The ‘BioSpine’ spinal injury rehabilitation project, led by Dr Palipana and co-investigator Dr Claudio Pizzolato, is considered a world-first and has the potential to completely transform the way spinal injury patients are rehabilitated. While traditional methods of rehabilitation are fairly passive, with BioSpine, the team works to engage someone’s thoughts.
“We use EEG (Electroencephalogram) headsets, which essentially read brainwaves and the electrical activity within a patient’s brain. We teach the patient to think about physical movement like walking or cycling. We then read that pattern, and translate it into virtual reality, where people’s limbs become animated to move,” Dr Palipana explained.
The BioSpine technology uses the patient’s ‘digital twin’ to connect and work with physical rehabilitation equipment, such as a motorised exercise bike, and functional electrical stimulation to create a personalised, optimal rehabilitation program. Drug therapy is also incorporated for a holistic approach.
“These are really cutting-edge techniques enabled by the technology that we have today. It is a vastly different paradigm to traditional methods of rehabilitation,” he said.
“We are hoping to have a clinical trial, with 6 to 12 people, which will hopefully kick off in the next 12 months,” he said.
Dr Palipana and his team have also commenced patent processing with hopes that BioSpine will be commercially available in six to eight years, rolled out to patients in clinics and hospitals.
BioSpine’s research approach included collaboration with spinal cord injury patients, clinicians, researchers, and engineers, right from the beginning of the project.
“We have all kinds of experts. We have an expert in electrical stimulation. We have an expert in brain-computer interfaces. We have links with a collaborator at Harvard University in the United States,” Dr Palipana said.
Dr Palipana believes that the single most important requirement for innovation is the ability to foster and encourage ideas. He credits the Health and Knowledge Precinct for providing the right environment and infrastructure to facilitate the exchange of big ideas between talented minds.
“We have an environment here at Lumina where if we put a group of dreamers and innovators together, no idea is too big. In society, we often knock down ideas for being too bold or too difficult or audacious, but we can overcome this. We have the right kind of ‘fertile soil’ to grow and support one another.”
“If you put a diverse group of people together, some pretty amazing things come out. That is a big benefit of having everything in one place,” he said.
Dr Palipana was also recently a mentor in the LuminaX Accelerator program designed to support promising start-ups within the HealthTech space. He mentored the team behind ‘Able Digital Wellness,’ a fitness, wellness, and nutrition digital platform designed specifically to assist people with disabilities to maintain good health.
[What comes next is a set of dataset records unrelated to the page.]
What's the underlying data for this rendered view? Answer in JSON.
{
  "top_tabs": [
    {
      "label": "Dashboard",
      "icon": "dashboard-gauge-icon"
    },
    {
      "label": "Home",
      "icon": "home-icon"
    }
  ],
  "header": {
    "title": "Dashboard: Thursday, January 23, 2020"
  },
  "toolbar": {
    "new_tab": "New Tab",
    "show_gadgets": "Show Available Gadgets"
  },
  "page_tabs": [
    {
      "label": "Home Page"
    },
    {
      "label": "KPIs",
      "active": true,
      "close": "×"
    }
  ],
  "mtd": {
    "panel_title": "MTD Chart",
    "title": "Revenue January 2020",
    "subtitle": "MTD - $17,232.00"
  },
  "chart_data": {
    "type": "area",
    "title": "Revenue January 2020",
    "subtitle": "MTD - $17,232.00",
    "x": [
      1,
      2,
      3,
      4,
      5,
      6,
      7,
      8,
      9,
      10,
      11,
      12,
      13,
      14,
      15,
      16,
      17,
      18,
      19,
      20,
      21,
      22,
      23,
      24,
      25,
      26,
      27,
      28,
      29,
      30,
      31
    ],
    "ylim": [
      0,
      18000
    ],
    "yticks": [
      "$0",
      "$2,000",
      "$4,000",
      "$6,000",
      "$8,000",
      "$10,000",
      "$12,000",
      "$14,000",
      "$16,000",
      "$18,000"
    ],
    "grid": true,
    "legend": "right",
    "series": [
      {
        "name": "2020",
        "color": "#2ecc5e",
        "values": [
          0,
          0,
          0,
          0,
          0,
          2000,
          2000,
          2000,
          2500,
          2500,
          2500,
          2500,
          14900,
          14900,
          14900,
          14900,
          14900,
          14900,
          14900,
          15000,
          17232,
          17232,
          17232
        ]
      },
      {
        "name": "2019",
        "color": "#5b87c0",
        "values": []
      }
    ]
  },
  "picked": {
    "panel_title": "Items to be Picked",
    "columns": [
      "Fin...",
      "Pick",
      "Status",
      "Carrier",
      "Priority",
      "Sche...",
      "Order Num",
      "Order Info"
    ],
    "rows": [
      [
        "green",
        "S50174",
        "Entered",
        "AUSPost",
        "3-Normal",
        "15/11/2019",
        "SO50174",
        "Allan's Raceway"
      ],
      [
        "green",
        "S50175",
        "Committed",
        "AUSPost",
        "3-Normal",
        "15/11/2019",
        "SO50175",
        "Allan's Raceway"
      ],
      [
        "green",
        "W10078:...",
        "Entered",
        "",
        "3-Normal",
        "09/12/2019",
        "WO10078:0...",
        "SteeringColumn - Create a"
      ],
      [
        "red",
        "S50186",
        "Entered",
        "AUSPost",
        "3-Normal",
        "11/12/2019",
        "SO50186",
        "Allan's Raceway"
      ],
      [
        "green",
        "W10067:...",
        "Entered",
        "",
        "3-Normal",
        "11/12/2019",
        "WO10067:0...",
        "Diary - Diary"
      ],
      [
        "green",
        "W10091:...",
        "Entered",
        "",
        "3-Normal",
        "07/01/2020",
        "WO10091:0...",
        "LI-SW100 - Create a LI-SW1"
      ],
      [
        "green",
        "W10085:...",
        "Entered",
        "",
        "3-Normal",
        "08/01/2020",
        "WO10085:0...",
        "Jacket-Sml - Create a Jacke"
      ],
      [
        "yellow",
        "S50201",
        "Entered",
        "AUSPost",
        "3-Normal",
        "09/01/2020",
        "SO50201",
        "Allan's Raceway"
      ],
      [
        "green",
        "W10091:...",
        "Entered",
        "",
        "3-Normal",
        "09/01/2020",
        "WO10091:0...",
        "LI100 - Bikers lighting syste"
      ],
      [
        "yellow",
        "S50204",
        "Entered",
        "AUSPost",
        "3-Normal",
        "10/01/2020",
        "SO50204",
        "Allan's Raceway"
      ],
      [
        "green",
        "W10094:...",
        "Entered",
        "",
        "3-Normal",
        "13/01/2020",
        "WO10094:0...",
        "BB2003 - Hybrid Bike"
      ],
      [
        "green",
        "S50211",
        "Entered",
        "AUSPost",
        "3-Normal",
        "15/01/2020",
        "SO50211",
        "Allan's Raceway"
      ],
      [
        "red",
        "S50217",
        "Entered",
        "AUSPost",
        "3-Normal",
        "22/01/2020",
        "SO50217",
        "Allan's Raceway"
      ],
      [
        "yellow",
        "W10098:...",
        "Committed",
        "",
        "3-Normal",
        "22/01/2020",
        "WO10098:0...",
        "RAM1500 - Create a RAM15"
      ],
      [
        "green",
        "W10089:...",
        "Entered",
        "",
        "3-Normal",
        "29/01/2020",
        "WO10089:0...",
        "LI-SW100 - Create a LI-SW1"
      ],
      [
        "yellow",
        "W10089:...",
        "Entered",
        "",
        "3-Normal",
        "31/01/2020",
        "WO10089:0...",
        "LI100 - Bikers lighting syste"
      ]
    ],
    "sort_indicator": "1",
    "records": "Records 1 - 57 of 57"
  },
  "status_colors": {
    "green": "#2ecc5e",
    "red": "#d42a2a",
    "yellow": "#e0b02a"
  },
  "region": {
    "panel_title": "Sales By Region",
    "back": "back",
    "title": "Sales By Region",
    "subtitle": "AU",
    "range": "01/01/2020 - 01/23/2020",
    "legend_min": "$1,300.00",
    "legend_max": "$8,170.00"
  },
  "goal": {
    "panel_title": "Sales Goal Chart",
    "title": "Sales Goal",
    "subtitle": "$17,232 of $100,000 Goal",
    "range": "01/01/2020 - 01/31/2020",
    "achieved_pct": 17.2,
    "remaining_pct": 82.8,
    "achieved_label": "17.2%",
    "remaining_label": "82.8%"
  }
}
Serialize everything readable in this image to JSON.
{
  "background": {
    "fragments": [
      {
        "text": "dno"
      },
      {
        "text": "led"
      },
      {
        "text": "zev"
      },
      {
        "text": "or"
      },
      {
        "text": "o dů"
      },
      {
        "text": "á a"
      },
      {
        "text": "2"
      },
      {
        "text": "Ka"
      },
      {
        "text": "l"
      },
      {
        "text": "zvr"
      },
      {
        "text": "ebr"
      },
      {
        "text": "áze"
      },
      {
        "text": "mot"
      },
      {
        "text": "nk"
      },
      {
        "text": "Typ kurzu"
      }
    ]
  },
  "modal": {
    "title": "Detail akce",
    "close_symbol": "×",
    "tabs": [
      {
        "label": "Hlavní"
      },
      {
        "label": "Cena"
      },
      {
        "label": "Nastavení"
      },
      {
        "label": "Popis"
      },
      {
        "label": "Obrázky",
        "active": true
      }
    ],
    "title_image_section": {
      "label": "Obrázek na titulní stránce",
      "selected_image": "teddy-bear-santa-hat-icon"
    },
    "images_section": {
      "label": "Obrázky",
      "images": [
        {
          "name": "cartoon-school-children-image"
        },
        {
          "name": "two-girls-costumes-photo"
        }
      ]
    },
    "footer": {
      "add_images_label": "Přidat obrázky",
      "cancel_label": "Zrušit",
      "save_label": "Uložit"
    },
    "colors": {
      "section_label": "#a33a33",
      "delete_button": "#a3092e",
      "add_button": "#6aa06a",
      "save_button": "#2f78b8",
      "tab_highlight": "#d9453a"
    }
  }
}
“I like to think of Gold Coast as a hub for inclusion and the disability space. I really enjoyed working with entrepreneurs in the community here, like the Able team. HealthTech is all about accessibility and inclusion, and there are a lot of interesting projects at Griffith and Cohort Innovation Space within Lumina especially,” he said.
Dr Palipana describes research success as the day he can stand up through his own power.
“We need to start dreaming big. Here in the Gold Coast, we have the expertise, we have the environment, we have the talent, we have the will, we have the energy, and we have the resources.”
“We’re at this really exciting time in human history where even technology is not the limiting factor for most things. It’s just our imagination and willingness to dream big.”